▸ Data provided:
▼

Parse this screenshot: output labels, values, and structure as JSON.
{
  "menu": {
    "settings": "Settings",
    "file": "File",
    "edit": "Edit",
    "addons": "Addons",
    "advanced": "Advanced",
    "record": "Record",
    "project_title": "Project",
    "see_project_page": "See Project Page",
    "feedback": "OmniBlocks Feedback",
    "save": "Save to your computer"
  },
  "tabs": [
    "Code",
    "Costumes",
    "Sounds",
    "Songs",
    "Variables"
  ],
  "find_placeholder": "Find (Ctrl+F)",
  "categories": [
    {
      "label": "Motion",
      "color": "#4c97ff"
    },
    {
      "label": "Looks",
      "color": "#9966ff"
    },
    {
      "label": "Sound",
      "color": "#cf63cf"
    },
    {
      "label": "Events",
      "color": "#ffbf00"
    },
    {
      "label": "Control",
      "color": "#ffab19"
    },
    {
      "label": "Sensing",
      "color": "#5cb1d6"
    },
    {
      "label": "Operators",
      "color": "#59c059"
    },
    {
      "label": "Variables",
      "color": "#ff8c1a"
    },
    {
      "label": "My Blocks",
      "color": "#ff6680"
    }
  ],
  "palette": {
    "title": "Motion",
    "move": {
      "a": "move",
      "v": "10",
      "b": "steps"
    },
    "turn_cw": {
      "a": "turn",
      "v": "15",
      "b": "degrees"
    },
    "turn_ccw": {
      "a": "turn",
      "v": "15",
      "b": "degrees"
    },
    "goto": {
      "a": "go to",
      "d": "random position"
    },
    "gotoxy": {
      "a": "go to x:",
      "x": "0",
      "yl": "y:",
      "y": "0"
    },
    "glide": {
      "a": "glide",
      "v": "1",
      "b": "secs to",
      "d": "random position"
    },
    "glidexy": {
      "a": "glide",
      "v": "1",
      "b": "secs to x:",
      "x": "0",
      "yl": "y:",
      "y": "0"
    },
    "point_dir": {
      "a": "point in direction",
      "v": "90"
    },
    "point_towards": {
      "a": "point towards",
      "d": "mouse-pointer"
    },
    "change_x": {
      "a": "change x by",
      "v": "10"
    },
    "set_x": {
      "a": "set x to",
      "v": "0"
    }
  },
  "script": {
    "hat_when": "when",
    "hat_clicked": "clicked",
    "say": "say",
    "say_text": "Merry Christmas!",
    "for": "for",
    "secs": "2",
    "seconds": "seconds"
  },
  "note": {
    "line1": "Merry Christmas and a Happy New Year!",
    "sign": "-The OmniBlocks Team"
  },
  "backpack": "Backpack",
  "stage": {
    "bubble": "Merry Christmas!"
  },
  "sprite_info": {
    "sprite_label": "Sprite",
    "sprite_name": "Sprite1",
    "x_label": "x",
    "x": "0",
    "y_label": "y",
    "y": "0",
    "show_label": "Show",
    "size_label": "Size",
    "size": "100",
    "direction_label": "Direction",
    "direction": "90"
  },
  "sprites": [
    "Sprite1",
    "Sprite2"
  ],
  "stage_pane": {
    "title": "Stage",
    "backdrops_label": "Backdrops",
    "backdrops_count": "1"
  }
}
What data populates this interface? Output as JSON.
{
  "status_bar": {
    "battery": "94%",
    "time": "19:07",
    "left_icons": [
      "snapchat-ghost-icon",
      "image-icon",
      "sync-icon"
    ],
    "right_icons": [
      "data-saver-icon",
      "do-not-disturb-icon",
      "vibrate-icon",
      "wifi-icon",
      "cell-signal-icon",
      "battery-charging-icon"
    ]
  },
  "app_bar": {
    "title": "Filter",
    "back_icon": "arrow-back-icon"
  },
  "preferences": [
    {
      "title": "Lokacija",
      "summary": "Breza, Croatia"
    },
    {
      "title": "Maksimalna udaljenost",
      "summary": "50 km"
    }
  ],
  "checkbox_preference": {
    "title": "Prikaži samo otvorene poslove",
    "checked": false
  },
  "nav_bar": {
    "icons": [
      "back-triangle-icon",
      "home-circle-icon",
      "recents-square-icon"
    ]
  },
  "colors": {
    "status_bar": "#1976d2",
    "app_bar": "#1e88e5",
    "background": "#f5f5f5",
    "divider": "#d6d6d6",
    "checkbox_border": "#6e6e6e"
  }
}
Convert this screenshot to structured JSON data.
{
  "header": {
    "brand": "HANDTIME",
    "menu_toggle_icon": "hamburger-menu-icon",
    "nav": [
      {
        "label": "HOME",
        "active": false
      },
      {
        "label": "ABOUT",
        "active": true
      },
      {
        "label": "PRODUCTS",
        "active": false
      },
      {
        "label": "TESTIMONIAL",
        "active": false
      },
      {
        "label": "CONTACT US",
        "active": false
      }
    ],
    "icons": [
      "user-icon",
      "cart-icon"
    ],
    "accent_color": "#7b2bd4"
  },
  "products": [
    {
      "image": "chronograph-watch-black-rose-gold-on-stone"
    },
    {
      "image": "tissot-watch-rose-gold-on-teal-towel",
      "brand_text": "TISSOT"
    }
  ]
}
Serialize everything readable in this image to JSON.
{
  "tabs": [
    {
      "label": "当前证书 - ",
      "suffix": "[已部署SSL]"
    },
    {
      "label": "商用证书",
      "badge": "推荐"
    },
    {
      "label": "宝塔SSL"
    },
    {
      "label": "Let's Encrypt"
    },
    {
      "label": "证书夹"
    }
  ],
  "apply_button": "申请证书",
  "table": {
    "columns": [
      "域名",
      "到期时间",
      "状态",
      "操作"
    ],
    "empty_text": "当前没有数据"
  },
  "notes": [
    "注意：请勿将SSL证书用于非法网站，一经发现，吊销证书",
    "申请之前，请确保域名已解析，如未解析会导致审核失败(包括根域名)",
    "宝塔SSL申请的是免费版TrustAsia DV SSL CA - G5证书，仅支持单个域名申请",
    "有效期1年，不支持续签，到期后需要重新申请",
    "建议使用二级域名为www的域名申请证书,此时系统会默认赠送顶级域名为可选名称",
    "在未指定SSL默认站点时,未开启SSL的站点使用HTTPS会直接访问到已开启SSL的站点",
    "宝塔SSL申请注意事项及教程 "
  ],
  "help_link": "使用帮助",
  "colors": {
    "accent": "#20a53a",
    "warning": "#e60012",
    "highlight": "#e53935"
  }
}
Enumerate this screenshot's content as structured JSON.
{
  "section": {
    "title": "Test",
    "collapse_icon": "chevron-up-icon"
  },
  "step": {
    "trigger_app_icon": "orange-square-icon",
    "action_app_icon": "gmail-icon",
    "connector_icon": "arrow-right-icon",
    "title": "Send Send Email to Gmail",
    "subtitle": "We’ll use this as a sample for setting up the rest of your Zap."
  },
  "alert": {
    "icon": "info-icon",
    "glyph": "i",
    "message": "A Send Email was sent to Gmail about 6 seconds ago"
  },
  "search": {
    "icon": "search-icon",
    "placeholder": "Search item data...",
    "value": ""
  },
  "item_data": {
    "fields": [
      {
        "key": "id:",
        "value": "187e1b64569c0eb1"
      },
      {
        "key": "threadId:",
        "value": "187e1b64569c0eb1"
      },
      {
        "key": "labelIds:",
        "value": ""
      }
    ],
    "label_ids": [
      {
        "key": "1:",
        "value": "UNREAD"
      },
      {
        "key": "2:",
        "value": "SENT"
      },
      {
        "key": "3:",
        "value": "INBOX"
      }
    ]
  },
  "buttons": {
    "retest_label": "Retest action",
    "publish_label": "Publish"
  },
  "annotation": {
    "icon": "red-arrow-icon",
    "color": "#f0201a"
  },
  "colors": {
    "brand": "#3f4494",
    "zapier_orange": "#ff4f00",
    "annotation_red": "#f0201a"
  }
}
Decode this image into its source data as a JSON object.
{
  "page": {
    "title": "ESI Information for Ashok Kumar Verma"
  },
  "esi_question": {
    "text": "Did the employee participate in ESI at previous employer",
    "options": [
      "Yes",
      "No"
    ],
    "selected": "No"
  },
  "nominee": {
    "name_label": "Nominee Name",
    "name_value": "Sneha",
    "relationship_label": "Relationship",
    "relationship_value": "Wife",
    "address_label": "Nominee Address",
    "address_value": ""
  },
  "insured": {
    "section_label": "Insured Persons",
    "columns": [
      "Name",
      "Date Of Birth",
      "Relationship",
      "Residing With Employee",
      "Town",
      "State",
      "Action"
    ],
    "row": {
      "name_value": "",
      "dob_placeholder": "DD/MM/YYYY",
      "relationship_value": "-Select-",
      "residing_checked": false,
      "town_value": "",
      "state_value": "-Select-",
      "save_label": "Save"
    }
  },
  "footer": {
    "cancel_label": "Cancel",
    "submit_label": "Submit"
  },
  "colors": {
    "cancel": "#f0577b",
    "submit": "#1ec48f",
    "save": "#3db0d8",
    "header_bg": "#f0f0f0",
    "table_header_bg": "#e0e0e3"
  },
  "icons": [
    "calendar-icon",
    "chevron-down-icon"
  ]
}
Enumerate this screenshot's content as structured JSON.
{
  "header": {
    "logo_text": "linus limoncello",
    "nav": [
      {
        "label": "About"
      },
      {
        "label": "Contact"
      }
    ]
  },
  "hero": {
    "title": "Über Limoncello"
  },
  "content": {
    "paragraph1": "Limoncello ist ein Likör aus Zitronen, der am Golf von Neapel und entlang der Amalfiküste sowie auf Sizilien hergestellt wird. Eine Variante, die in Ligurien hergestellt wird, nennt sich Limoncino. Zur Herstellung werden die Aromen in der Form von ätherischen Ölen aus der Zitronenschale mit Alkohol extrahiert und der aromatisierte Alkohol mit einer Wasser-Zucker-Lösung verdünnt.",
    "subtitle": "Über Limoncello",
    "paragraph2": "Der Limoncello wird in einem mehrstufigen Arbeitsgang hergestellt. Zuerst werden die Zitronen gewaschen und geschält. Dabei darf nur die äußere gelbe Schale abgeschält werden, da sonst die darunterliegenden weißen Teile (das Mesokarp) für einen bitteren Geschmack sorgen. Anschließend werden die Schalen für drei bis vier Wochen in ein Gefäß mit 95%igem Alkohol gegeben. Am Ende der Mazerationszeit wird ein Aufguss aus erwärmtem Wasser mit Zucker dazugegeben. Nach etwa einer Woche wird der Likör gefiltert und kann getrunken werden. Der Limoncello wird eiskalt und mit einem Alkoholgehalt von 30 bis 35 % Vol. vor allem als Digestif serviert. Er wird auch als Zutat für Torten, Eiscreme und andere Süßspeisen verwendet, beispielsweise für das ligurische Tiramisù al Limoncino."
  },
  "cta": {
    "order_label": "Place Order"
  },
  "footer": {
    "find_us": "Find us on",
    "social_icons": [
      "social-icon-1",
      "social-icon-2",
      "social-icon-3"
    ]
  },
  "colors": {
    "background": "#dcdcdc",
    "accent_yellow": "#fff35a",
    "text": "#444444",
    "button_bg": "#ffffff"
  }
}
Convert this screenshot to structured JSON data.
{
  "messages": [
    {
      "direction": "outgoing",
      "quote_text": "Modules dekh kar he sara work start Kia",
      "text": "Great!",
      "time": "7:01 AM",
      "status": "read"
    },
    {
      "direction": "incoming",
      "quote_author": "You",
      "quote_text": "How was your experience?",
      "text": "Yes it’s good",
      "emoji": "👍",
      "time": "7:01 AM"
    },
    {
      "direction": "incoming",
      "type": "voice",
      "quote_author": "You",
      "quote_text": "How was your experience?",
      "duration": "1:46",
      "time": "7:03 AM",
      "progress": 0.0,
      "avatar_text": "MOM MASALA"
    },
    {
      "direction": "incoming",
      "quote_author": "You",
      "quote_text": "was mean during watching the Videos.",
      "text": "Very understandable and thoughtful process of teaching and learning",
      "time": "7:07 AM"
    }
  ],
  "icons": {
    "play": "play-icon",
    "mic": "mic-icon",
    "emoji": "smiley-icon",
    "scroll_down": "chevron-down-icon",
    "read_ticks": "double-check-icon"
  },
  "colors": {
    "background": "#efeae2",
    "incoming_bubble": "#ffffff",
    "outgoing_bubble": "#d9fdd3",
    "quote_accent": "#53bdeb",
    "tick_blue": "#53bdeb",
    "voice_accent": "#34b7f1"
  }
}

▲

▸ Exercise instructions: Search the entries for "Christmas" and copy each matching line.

▸ Result for this task:
    "say_text": "Merry Christmas!",
    "line1": "Merry Christmas and a Happy New Year!",
    "bubble": "Merry Christmas!"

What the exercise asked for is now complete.